Australia - provides an interesting international perspective
Mayo Clinic – a short and useful video

What if my child has head lice?

1. Contact the school so that we can take precautions to stop the lice from spreading, including checking the other students in the class, posting a health notice, taking extra care in cleaning the classroom, and asking parents to take home extra clothes, blankets, and stuffed animals to be washed.

2. Keep your child at home until he/she is lice and nit free. The school’s policy is that children may not come back to school until all lice and nits have been removed from the hair.

3. Use a medicated head lice shampoo (available at pharmacies) and a metal lice comb to remove lice and nits. Medicated shampoos, while helping to kill live lice, will not remove all lice and nits from the hair. Most resources say that the best way to get rid of lice and nits is to use a nit-comb and go through the hair section by section until all lice and nits have been removed.

4. Wash bedding, clothes, stuffed animals, and towels that may have come in contact with head lice.

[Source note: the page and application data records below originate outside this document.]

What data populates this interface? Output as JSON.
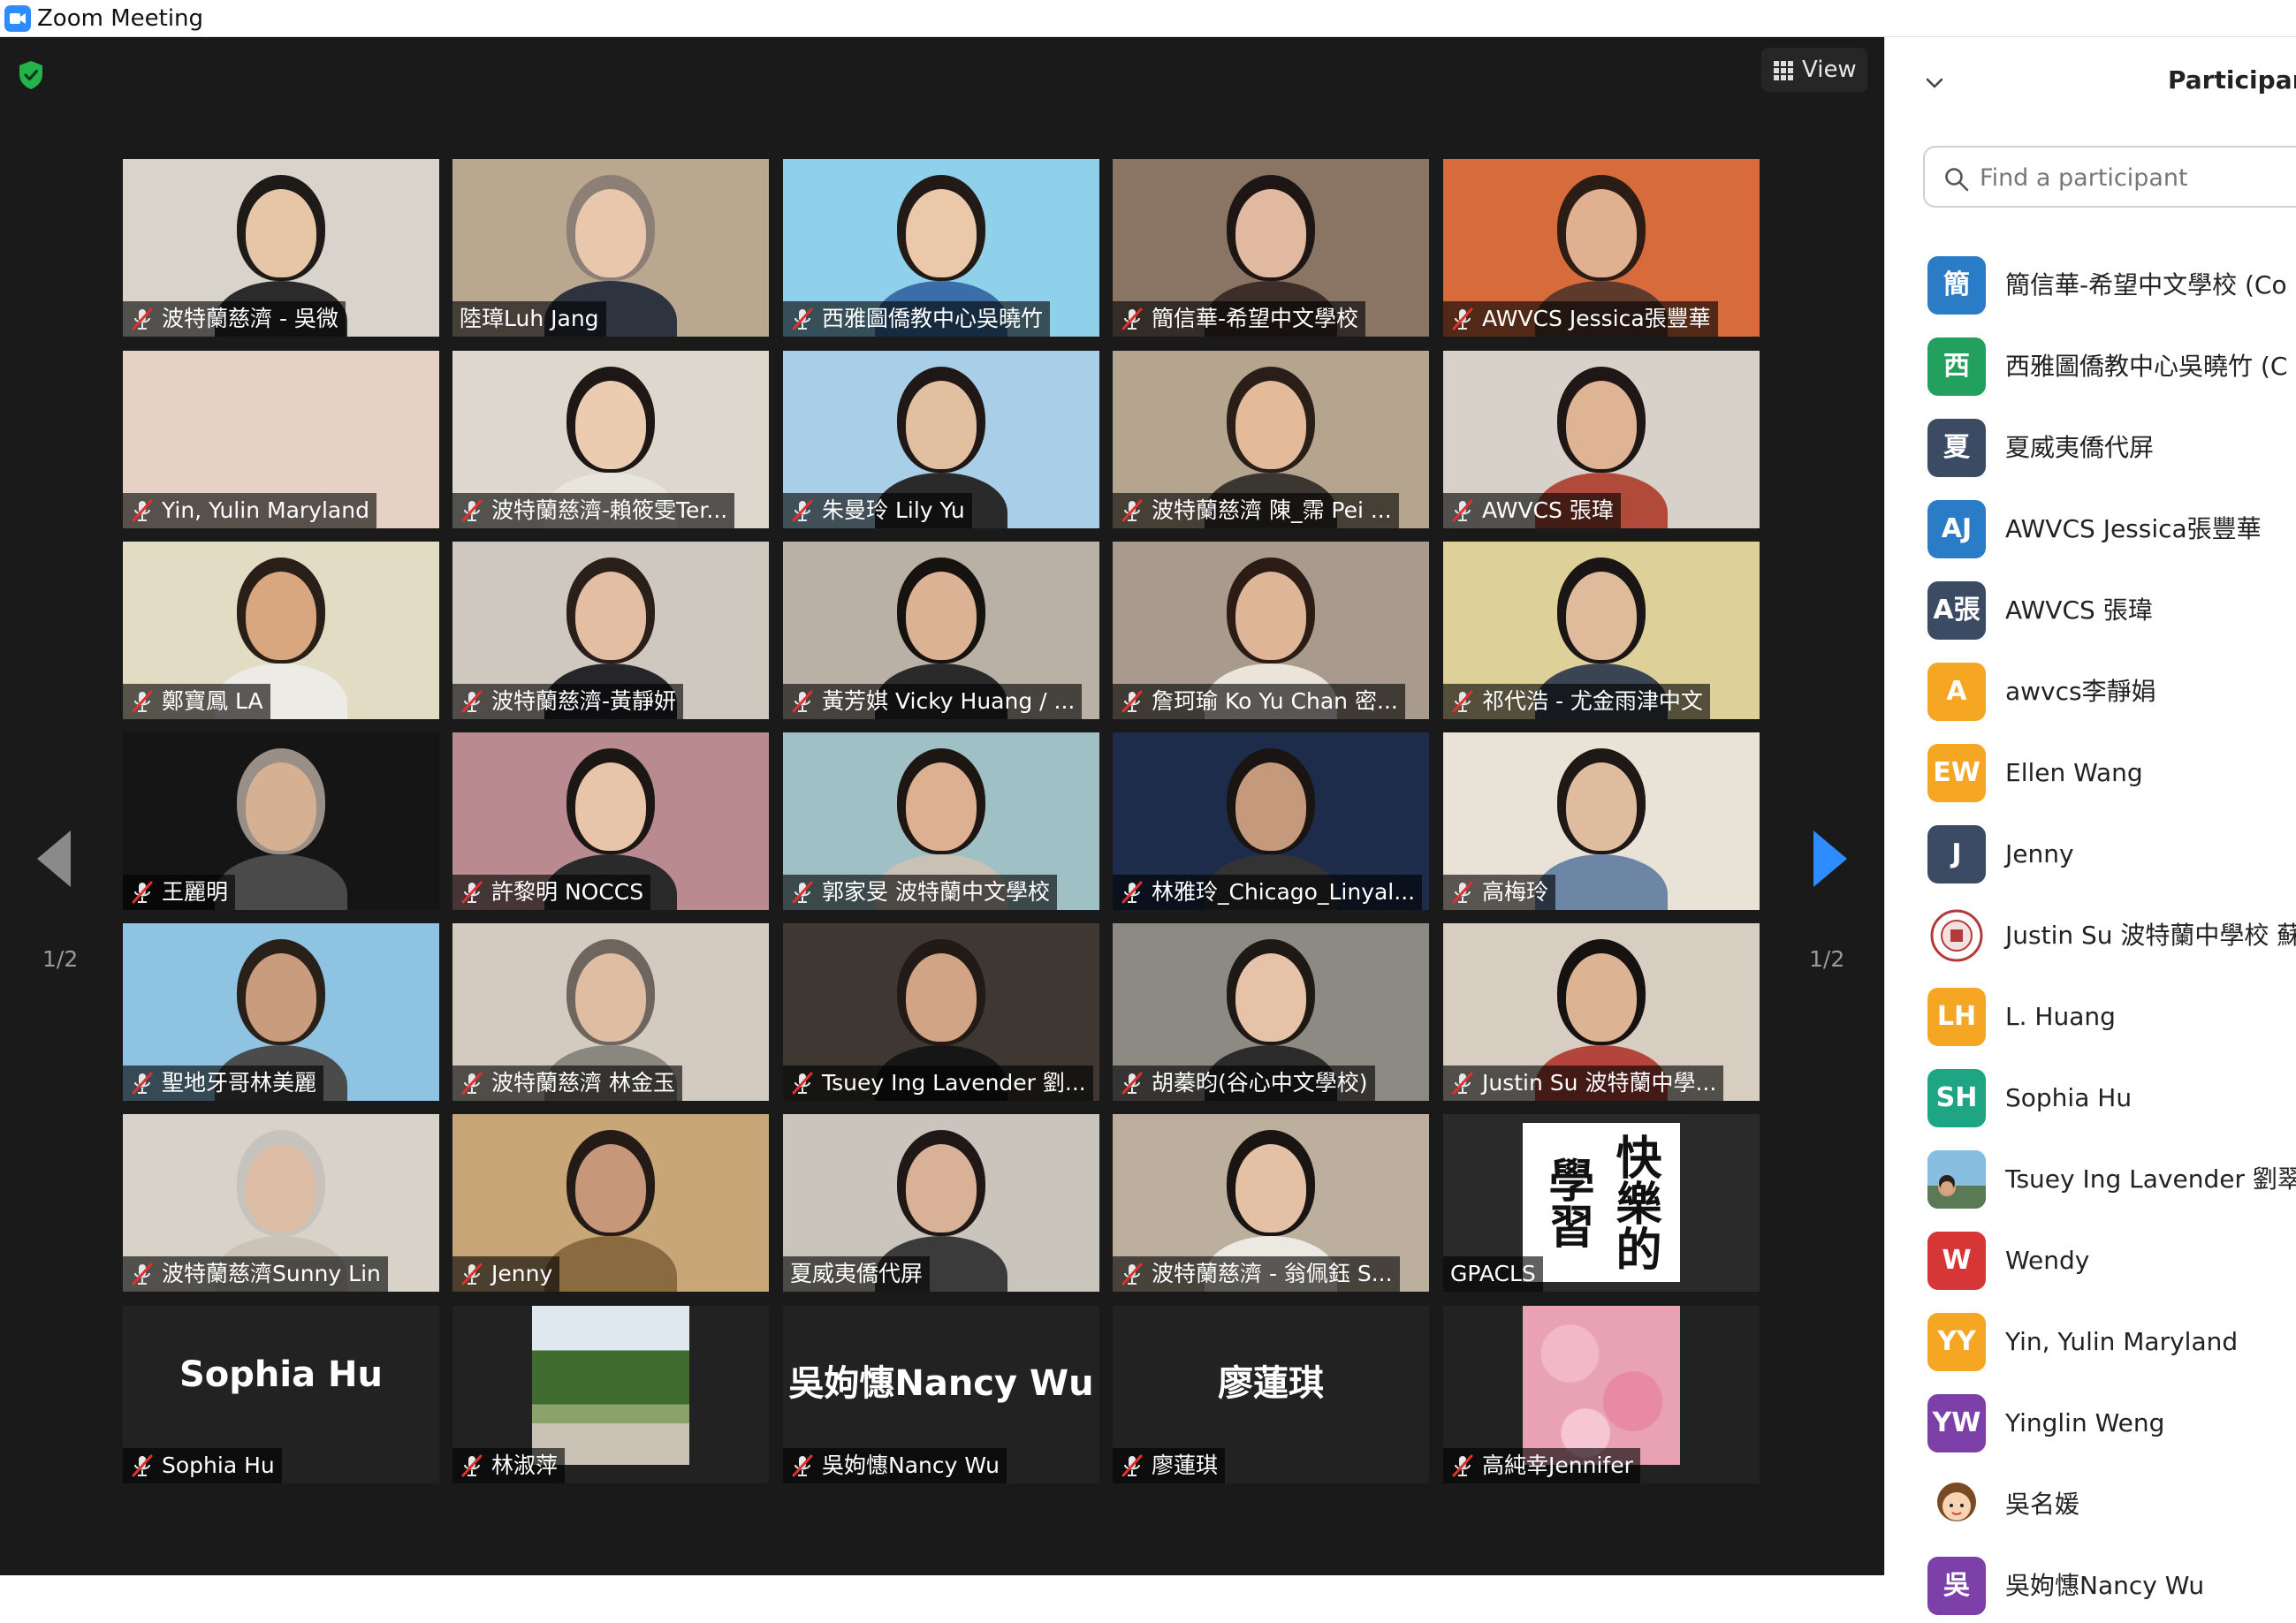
{
  "window": {
    "title": "Zoom Meeting"
  },
  "toolbar": {
    "view_label": "View"
  },
  "pagination": {
    "left": "1/2",
    "right": "1/2"
  },
  "tiles": [
    {
      "name": "波特蘭慈濟 - 吳微",
      "muted": true,
      "bg": "#d8d4cc",
      "skin": "#e7c6a8",
      "hair": "#1e1a18",
      "shirt": "#2b2b2b"
    },
    {
      "name": "陸璋Luh Jang",
      "muted": false,
      "bg": "#b9a790",
      "skin": "#e8c7ad",
      "hair": "#8c8076",
      "shirt": "#2d3440",
      "active": true
    },
    {
      "name": "西雅圖僑教中心吳曉竹",
      "muted": true,
      "bg": "#8fd0ea",
      "skin": "#ecc8aa",
      "hair": "#221a16",
      "shirt": "#3a6ea8"
    },
    {
      "name": "簡信華-希望中文學校",
      "muted": true,
      "bg": "#8a7565",
      "skin": "#e1b8a0",
      "hair": "#1d1614",
      "shirt": "#3d2e2a"
    },
    {
      "name": "AWVCS Jessica張豐華",
      "muted": true,
      "bg": "#d86b3c",
      "skin": "#e0b090",
      "hair": "#2b1d16",
      "shirt": "#5e3a2c"
    },
    {
      "name": "Yin, Yulin  Maryland",
      "muted": true,
      "bg": "#e6d2c4",
      "skin": "#e6d2c4",
      "hair": "#e6d2c4",
      "shirt": "#e6d2c4",
      "empty": true
    },
    {
      "name": "波特蘭慈濟-賴筱雯Ter...",
      "muted": true,
      "bg": "#ddd7cd",
      "skin": "#ecccb1",
      "hair": "#1d1816",
      "shirt": "#e9e4dc"
    },
    {
      "name": "朱曼玲 Lily Yu",
      "muted": true,
      "bg": "#a9cfe8",
      "skin": "#e3bfa1",
      "hair": "#1f1816",
      "shirt": "#2a2a2a"
    },
    {
      "name": "波特蘭慈濟 陳_霈 Pei ...",
      "muted": true,
      "bg": "#b6a58e",
      "skin": "#e3bb9b",
      "hair": "#2a1f18",
      "shirt": "#3b3630"
    },
    {
      "name": "AWVCS 張瑋",
      "muted": true,
      "bg": "#d8d1ca",
      "skin": "#dfb494",
      "hair": "#1e1715",
      "shirt": "#b24a3a"
    },
    {
      "name": "鄭寶鳳 LA",
      "muted": true,
      "bg": "#e2dcc4",
      "skin": "#d9a77f",
      "hair": "#2a1e18",
      "shirt": "#ecebe6"
    },
    {
      "name": "波特蘭慈濟-黃靜妍",
      "muted": true,
      "bg": "#cfc8bf",
      "skin": "#e4bea2",
      "hair": "#2a1f19",
      "shirt": "#25252a"
    },
    {
      "name": "黃芳娸 Vicky Huang / ...",
      "muted": true,
      "bg": "#b9b1a6",
      "skin": "#dbb294",
      "hair": "#16120f",
      "shirt": "#2a2a2a"
    },
    {
      "name": "詹珂瑜 Ko Yu Chan 密...",
      "muted": true,
      "bg": "#a89a8c",
      "skin": "#deb596",
      "hair": "#2b1d15",
      "shirt": "#ebe4db"
    },
    {
      "name": "祁代浩 - 尤金雨津中文",
      "muted": true,
      "bg": "#ddd098",
      "skin": "#e0bb9b",
      "hair": "#1a1616",
      "shirt": "#3b4452"
    },
    {
      "name": "王麗明",
      "muted": true,
      "bg": "#151515",
      "skin": "#d6b093",
      "hair": "#9a8f87",
      "shirt": "#4a4a4a"
    },
    {
      "name": "許黎明 NOCCS",
      "muted": true,
      "bg": "#b98b90",
      "skin": "#e8c4a8",
      "hair": "#1c1615",
      "shirt": "#2a2a2a"
    },
    {
      "name": "郭家旻 波特蘭中文學校",
      "muted": true,
      "bg": "#9fc0c4",
      "skin": "#dcb090",
      "hair": "#1d1612",
      "shirt": "#c9c1b6"
    },
    {
      "name": "林雅玲_Chicago_Linyal...",
      "muted": true,
      "bg": "#1c2c4a",
      "skin": "#c59a7c",
      "hair": "#1a1412",
      "shirt": "#333333"
    },
    {
      "name": "高梅玲",
      "muted": true,
      "bg": "#e9e2d6",
      "skin": "#e0bc9f",
      "hair": "#1e1816",
      "shirt": "#6d86a6"
    },
    {
      "name": "聖地牙哥林美麗",
      "muted": true,
      "bg": "#8fc3e2",
      "skin": "#c99c7d",
      "hair": "#2a201a",
      "shirt": "#4b4b4b"
    },
    {
      "name": "波特蘭慈濟 林金玉",
      "muted": true,
      "bg": "#d3cbbf",
      "skin": "#dfbda2",
      "hair": "#6e665e",
      "shirt": "#8a8680"
    },
    {
      "name": "Tsuey Ing Lavender 劉...",
      "muted": true,
      "bg": "#3e3732",
      "skin": "#d0a484",
      "hair": "#221a16",
      "shirt": "#161616"
    },
    {
      "name": "胡蓁昀(谷心中文學校)",
      "muted": true,
      "bg": "#8d8a83",
      "skin": "#e6c3a8",
      "hair": "#1f1916",
      "shirt": "#2b2b2b"
    },
    {
      "name": "Justin Su 波特蘭中學...",
      "muted": true,
      "bg": "#d7cdc0",
      "skin": "#dcb393",
      "hair": "#161211",
      "shirt": "#b2453c"
    },
    {
      "name": "波特蘭慈濟Sunny Lin",
      "muted": true,
      "bg": "#d8d2c9",
      "skin": "#ddbda5",
      "hair": "#c6c2bc",
      "shirt": "#c9c3b8"
    },
    {
      "name": "Jenny",
      "muted": true,
      "bg": "#c8a678",
      "skin": "#c8977a",
      "hair": "#241b16",
      "shirt": "#8a6a40"
    },
    {
      "name": "夏威夷僑代屏",
      "muted": false,
      "bg": "#c9c4bc",
      "skin": "#d9b196",
      "hair": "#1f1816",
      "shirt": "#3b3b3b"
    },
    {
      "name": "波特蘭慈濟 - 翁佩鈺 S...",
      "muted": true,
      "bg": "#bcaf9e",
      "skin": "#e4c1a4",
      "hair": "#1a1513",
      "shirt": "#ece8e2"
    },
    {
      "name": "GPACLS",
      "muted": false,
      "bg": "#2a2a2a",
      "skin": "#ffffff",
      "hair": "#ffffff",
      "shirt": "#ffffff",
      "calligraphy": "快樂的學習"
    },
    {
      "name": "Sophia Hu",
      "muted": true,
      "bg": "#222222",
      "big": "Sophia Hu"
    },
    {
      "name": "林淑萍",
      "muted": true,
      "bg": "#222222",
      "landscape": true
    },
    {
      "name": "吳姁憓Nancy Wu",
      "muted": true,
      "bg": "#222222",
      "big": "吳姁憓Nancy  Wu"
    },
    {
      "name": "廖蓮琪",
      "muted": true,
      "bg": "#222222",
      "big": "廖蓮琪"
    },
    {
      "name": "高純幸Jennifer",
      "muted": true,
      "bg": "#222222",
      "blossom": true
    }
  ],
  "sidebar": {
    "title": "Participants",
    "search_placeholder": "Find a participant",
    "participants": [
      {
        "initials": "簡",
        "name": "簡信華-希望中文學校 (Co",
        "color": "#2a7cc7"
      },
      {
        "initials": "西",
        "name": "西雅圖僑教中心吳曉竹 (C",
        "color": "#23a05e"
      },
      {
        "initials": "夏",
        "name": "夏威夷僑代屏",
        "color": "#3b4b63"
      },
      {
        "initials": "AJ",
        "name": "AWVCS Jessica張豐華",
        "color": "#2a7cc7"
      },
      {
        "initials": "A張",
        "name": "AWVCS 張瑋",
        "color": "#3b4b63"
      },
      {
        "initials": "A",
        "name": "awvcs李靜娟",
        "color": "#f5a623"
      },
      {
        "initials": "EW",
        "name": "Ellen Wang",
        "color": "#f5a623"
      },
      {
        "initials": "J",
        "name": "Jenny",
        "color": "#3b4b63"
      },
      {
        "initials": "",
        "name": "Justin Su 波特蘭中學校 蘇",
        "color": "#ffffff",
        "logo": true
      },
      {
        "initials": "LH",
        "name": "L. Huang",
        "color": "#f5a623"
      },
      {
        "initials": "SH",
        "name": "Sophia Hu",
        "color": "#1ea584"
      },
      {
        "initials": "",
        "name": "Tsuey Ing Lavender 劉翠英",
        "color": "#7fb4d8",
        "photo": true
      },
      {
        "initials": "W",
        "name": "Wendy",
        "color": "#d63636"
      },
      {
        "initials": "YY",
        "name": "Yin, Yulin  Maryland",
        "color": "#f5a623"
      },
      {
        "initials": "YW",
        "name": "Yinglin Weng",
        "color": "#7d3fa8"
      },
      {
        "initials": "",
        "name": "吳名媛",
        "color": "#ffffff",
        "cartoon": true
      },
      {
        "initials": "吳",
        "name": "吳姁憓Nancy Wu",
        "color": "#7d3fa8"
      }
    ]
  }
}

Have other members of the family checked for lice.

5. Vacuuming is an effective way to remove lice or fallen hairs with attached nits from upholstered furniture, rugs, stuffed animals that cannot be washed or car seats – wherever someone with head lice may have rested their head.

6. Continue to check your child daily for lice, even after receiving treatment, for up to two weeks. This will help to quickly detect a reoccurrence.

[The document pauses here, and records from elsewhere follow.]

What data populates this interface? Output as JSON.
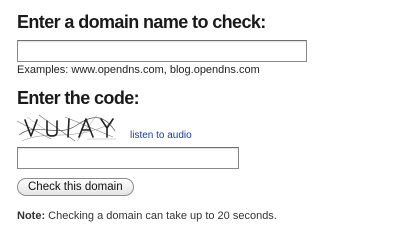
{
  "domain_section": {
    "heading": "Enter a domain name to check:",
    "input_value": "",
    "examples": "Examples: www.opendns.com, blog.opendns.com"
  },
  "code_section": {
    "heading": "Enter the code:",
    "captcha_text": "VUIAY",
    "audio_link": "listen to audio",
    "input_value": ""
  },
  "actions": {
    "check_button": "Check this domain"
  },
  "note": {
    "label": "Note:",
    "text": " Checking a domain can take up to 20 seconds."
  },
  "colors": {
    "link": "#1a3d8f",
    "heading": "#1a1a1a",
    "input_border": "#8a8a8a"
  }
}
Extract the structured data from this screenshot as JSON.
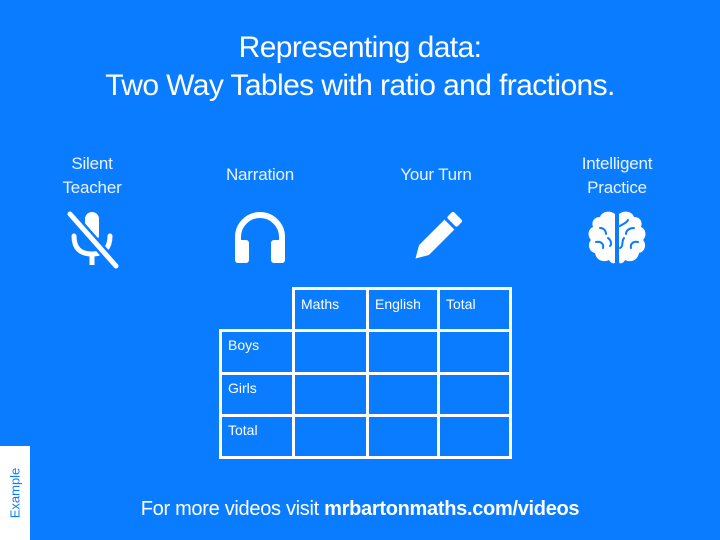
{
  "slide": {
    "background_color": "#0a7cff",
    "title_line1": "Representing data:",
    "title_line2": "Two Way Tables with ratio and fractions."
  },
  "features": [
    {
      "label_line1": "Silent",
      "label_line2": "Teacher",
      "icon": "microphone-muted-icon"
    },
    {
      "label_line1": "Narration",
      "label_line2": "",
      "icon": "headphones-icon"
    },
    {
      "label_line1": "Your Turn",
      "label_line2": "",
      "icon": "pencil-icon"
    },
    {
      "label_line1": "Intelligent",
      "label_line2": "Practice",
      "icon": "brain-icon"
    }
  ],
  "table": {
    "columns": [
      "",
      "Maths",
      "English",
      "Total"
    ],
    "rows": [
      {
        "label": "Boys",
        "cells": [
          "",
          "",
          ""
        ]
      },
      {
        "label": "Girls",
        "cells": [
          "",
          "",
          ""
        ]
      },
      {
        "label": "Total",
        "cells": [
          "",
          "",
          ""
        ]
      }
    ]
  },
  "side_tab": {
    "label": "Example"
  },
  "footer": {
    "prefix": "For more videos visit ",
    "link": "mrbartonmaths.com/videos"
  }
}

IB-PYP session
Erika Kohn, PYP co-ordinator, will host a session at the school on Thursday evening this week from 6:30 – 8:30 PM. Erika will talk more about PYP and several members of faculty will make presentations to parents. We hope to see you there.

Emergency entrance in the Main Building
In our ongoing efforts to provide a safe, secure environment for our students, please note that we have designated only one doorway into the Main building as the accepted entrance and exit for anyone using the building. That entrance is on the lowest floor through the main reception area by Ellen’s desk. We ask everyone to use only that doorway. The Naito street entrance is now designated only for emergency use. We have locked that door so as to avoid the possibility of intruders entering the building. Please use the main door on ground level from now on.

Dr. Stephan Grasmuck